Buganda road court magistrate Samuel Kagoda who represented trial judge James Mawanda Eremye has adjourned the offensive communication case against eight Red Pepper Publication journalists to February 14.
The magistrate has also given the State handling the offensive communication case, a month to go on with investigations on the seized electronics and accessories of the Red Pepper. The charges directed at the persons of President Yoweri Museveni and his brother, Gen. Salim Saleh arise from publication of a story in the Red Pepper of 20 November 2017 titled, “M7 plotting to overthrow Kagame – Rwanda”. The paper was raided by police the next day which sealed off the premises, took phones, laptops and gadgets belonging to staff.

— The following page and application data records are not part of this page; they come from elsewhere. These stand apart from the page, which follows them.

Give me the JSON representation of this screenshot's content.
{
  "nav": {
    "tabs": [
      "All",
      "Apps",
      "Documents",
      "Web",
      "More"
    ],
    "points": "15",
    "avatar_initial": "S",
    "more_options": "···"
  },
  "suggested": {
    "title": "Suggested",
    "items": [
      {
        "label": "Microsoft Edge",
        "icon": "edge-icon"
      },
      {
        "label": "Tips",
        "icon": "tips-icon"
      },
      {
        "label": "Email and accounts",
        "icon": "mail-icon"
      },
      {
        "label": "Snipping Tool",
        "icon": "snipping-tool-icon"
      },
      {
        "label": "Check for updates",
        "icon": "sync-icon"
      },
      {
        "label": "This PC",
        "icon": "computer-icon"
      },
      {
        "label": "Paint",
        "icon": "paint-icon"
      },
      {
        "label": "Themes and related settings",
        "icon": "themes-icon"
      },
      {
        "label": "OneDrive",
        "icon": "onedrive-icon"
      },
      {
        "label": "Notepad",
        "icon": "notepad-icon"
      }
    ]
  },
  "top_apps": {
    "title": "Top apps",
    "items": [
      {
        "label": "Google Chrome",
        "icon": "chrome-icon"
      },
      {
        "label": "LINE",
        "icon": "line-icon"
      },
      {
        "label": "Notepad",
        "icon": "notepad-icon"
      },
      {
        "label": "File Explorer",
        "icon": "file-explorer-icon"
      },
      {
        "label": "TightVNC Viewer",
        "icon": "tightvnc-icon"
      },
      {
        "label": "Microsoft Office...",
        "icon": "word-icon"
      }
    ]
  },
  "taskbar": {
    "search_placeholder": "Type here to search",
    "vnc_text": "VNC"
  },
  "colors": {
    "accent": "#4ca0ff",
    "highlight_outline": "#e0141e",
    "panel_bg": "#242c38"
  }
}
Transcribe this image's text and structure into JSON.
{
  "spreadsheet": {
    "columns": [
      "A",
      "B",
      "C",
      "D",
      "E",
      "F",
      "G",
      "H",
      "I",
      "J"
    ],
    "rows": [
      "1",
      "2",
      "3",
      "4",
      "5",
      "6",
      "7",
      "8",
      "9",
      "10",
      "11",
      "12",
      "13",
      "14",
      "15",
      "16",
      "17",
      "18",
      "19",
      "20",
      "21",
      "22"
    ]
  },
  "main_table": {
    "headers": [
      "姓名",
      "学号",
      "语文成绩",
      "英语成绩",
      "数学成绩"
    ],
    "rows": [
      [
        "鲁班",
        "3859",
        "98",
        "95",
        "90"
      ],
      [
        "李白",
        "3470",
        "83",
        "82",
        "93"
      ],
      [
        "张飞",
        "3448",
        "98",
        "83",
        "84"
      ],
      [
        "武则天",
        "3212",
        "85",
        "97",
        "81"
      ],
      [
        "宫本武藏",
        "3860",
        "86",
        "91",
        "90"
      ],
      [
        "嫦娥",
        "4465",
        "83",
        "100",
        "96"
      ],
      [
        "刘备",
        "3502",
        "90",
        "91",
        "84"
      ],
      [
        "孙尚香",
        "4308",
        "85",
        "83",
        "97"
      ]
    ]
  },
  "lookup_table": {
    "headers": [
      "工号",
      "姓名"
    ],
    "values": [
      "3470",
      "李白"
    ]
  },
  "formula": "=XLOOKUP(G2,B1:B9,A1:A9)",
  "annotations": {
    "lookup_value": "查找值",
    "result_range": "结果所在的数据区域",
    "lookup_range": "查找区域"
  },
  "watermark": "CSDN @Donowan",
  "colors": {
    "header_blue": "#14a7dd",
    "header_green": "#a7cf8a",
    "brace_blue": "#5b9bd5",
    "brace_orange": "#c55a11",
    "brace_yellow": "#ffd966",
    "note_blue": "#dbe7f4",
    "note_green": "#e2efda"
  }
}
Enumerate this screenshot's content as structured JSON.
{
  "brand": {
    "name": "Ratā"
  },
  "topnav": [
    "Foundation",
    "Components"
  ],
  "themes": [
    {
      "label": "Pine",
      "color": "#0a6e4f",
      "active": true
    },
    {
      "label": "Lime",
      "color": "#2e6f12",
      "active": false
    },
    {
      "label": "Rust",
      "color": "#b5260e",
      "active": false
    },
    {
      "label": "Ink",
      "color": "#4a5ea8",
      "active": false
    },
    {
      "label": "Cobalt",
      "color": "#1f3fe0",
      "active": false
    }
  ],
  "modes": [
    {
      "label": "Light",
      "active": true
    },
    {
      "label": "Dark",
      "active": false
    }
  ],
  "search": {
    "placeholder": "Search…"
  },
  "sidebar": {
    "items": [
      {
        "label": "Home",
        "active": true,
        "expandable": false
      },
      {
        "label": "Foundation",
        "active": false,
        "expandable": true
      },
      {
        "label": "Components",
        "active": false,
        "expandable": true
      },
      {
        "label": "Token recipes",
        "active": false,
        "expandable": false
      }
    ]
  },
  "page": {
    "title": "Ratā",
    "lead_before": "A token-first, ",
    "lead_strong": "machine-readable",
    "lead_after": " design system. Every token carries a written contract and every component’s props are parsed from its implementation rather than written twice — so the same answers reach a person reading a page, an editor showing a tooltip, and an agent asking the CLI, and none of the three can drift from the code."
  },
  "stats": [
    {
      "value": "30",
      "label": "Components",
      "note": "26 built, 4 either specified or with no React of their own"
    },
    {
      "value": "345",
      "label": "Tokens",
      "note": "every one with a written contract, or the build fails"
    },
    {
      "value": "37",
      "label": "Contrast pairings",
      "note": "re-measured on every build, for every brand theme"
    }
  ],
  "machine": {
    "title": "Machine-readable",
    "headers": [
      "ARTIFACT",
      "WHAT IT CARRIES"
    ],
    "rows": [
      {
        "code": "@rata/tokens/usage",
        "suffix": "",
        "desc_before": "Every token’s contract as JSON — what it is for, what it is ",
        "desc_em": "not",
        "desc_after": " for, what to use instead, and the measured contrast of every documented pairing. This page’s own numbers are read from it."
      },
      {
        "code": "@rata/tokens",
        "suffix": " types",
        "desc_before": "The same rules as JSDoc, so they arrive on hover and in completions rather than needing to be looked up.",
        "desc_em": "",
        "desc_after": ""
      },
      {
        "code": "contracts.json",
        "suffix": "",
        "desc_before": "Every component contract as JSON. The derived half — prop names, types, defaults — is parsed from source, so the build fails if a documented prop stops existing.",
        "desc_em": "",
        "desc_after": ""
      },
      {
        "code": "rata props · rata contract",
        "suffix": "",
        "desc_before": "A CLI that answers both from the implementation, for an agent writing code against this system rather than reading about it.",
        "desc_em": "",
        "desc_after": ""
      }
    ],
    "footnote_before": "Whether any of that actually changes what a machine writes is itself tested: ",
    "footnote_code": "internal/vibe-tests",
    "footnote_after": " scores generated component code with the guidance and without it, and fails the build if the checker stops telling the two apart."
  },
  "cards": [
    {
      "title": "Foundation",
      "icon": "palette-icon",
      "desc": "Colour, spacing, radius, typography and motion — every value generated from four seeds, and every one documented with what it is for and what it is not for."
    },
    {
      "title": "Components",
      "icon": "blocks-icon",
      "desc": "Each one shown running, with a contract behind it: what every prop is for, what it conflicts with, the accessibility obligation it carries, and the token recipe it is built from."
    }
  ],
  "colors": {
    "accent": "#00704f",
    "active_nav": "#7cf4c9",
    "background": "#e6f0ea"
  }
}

However, Denis Nyombi, one of the lawyers for the accused, while speaking at the Buganda Road Magistrate court today, said it was wrong for court to grant the orders after an ex parte application in which they were not represented. He said the order violated their right to a fair hearing. An ex parte application is one where only one side is represented in court.
Nyombi also argued that the order has rendered other workers of the Red Pepper Publication jobless since their workplace is cordoned off by security personnel.
But the State prosecutor Abdul Salaam Waiswa said he could not respond to the submission of the defence lawyer because the trial magistrate was not in court at the time.
The accused are directors Richard Tusiime, Patrick Mugumya, Arinaitwe Rugyendo, James Mujuni and Johnson Musinguzi; and Ben Byarabaha (managing editor), Richard Kintu (news editor), and Tumusiime Francis Tinywana (general manager and Bwino newspaper editor).
To-date, all Pepper publications, namely: Red Pepper, Kamunye, Entatsi and Bwino have not been in circulation as their premises in Namanve remain sealed off by police.